If you are struggling with reading, or find that your arms are not long enough, make an appointment for an eye test at Eye See Eyes and we can advise on the best optical solution for you.
A pterygium is a triangular-shaped thickening or growth of the conjunctiva (the clear layer over the white of the eye) towards or onto the cornea. It is often becomes red and inflamed. It is very common in people who spend a lot of time outdoors and is caused by UV light exposure.
A pterygium can interfere with vision if it grows over the cornea towards the pupil margin. It can become irritated and sore under certain conditions such as air-conditioned environments or a hot, windy days. Wearing sunglasses is the best protection for a developing pterygium to block the damaging UV rays.
If you have a pterygium it should be monitored to check that it is not affecting your vision. If you think you have a pterygium, make an appointment with Eye See Eyes to assess it.

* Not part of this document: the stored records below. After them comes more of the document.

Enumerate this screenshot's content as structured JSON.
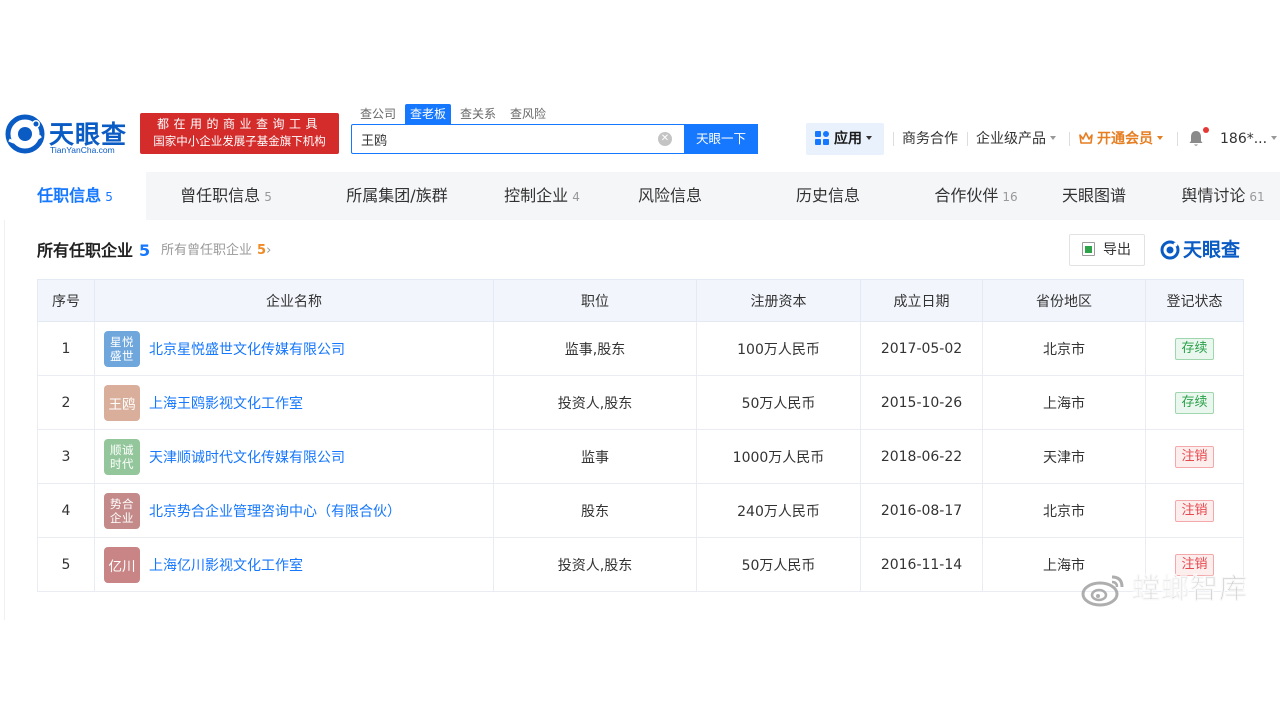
{
  "brand": {
    "name_cn": "天眼查",
    "name_en": "TianYanCha.com",
    "slogan_line1": "都在用的商业查询工具",
    "slogan_line2": "国家中小企业发展子基金旗下机构",
    "color": "#0a5bc4"
  },
  "search": {
    "tabs": [
      "查公司",
      "查老板",
      "查关系",
      "查风险"
    ],
    "active_tab": 1,
    "value": "王鸥",
    "button_label": "天眼一下"
  },
  "header_nav": {
    "app_label": "应用",
    "business_label": "商务合作",
    "enterprise_label": "企业级产品",
    "vip_label": "开通会员",
    "user_label": "186*..."
  },
  "tabs": [
    {
      "label": "任职信息",
      "count": "5"
    },
    {
      "label": "曾任职信息",
      "count": "5"
    },
    {
      "label": "所属集团/族群",
      "count": ""
    },
    {
      "label": "控制企业",
      "count": "4"
    },
    {
      "label": "风险信息",
      "count": ""
    },
    {
      "label": "历史信息",
      "count": ""
    },
    {
      "label": "合作伙伴",
      "count": "16"
    },
    {
      "label": "天眼图谱",
      "count": ""
    },
    {
      "label": "舆情讨论",
      "count": "61"
    }
  ],
  "section": {
    "title": "所有任职企业",
    "count": "5",
    "sub_label": "所有曾任职企业",
    "sub_count": "5",
    "sub_arrow": "›",
    "export_label": "导出",
    "brand_label": "天眼查"
  },
  "table": {
    "headers": [
      "序号",
      "企业名称",
      "职位",
      "注册资本",
      "成立日期",
      "省份地区",
      "登记状态"
    ],
    "rows": [
      {
        "index": "1",
        "logo_line1": "星悦",
        "logo_line2": "盛世",
        "logo_color": "#6fa7dd",
        "name": "北京星悦盛世文化传媒有限公司",
        "position": "监事,股东",
        "capital": "100万人民币",
        "date": "2017-05-02",
        "region": "北京市",
        "status": "存续",
        "status_type": "ok"
      },
      {
        "index": "2",
        "logo_line1": "王鸥",
        "logo_line2": "",
        "logo_color": "#d9ae9b",
        "name": "上海王鸥影视文化工作室",
        "position": "投资人,股东",
        "capital": "50万人民币",
        "date": "2015-10-26",
        "region": "上海市",
        "status": "存续",
        "status_type": "ok"
      },
      {
        "index": "3",
        "logo_line1": "顺诚",
        "logo_line2": "时代",
        "logo_color": "#93c79b",
        "name": "天津顺诚时代文化传媒有限公司",
        "position": "监事",
        "capital": "1000万人民币",
        "date": "2018-06-22",
        "region": "天津市",
        "status": "注销",
        "status_type": "bad"
      },
      {
        "index": "4",
        "logo_line1": "势合",
        "logo_line2": "企业",
        "logo_color": "#c48a8a",
        "name": "北京势合企业管理咨询中心（有限合伙）",
        "position": "股东",
        "capital": "240万人民币",
        "date": "2016-08-17",
        "region": "北京市",
        "status": "注销",
        "status_type": "bad"
      },
      {
        "index": "5",
        "logo_line1": "亿川",
        "logo_line2": "",
        "logo_color": "#c98585",
        "name": "上海亿川影视文化工作室",
        "position": "投资人,股东",
        "capital": "50万人民币",
        "date": "2016-11-14",
        "region": "上海市",
        "status": "注销",
        "status_type": "bad"
      }
    ]
  },
  "watermark": {
    "text": "螳螂智库"
  },
  "icons": [
    "tianyancha-logo-icon",
    "clear-icon",
    "app-grid-icon",
    "crown-icon",
    "bell-icon",
    "excel-icon",
    "weibo-icon"
  ]
}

SHORTSIGHTEDNESS OR MYOPIA
Shortsightedness or myopia, usually affects your ability to see in the distance. Distance vision is blurry and near objects are often clear. It is caused when the eyeball is longer than normal or if the cornea (clear front surface of the eye) is too curved.
Myopia can occur at any age, but often begins in school-age children or in the teenage years. It can be inherited but it is now believed that other factors, such as visual stress from excessive near tasks such as reading and prolonged computer use are a contributing factor to myopia development.
Correction of myopia includes glasses, contact lenses and laser refractive surgery.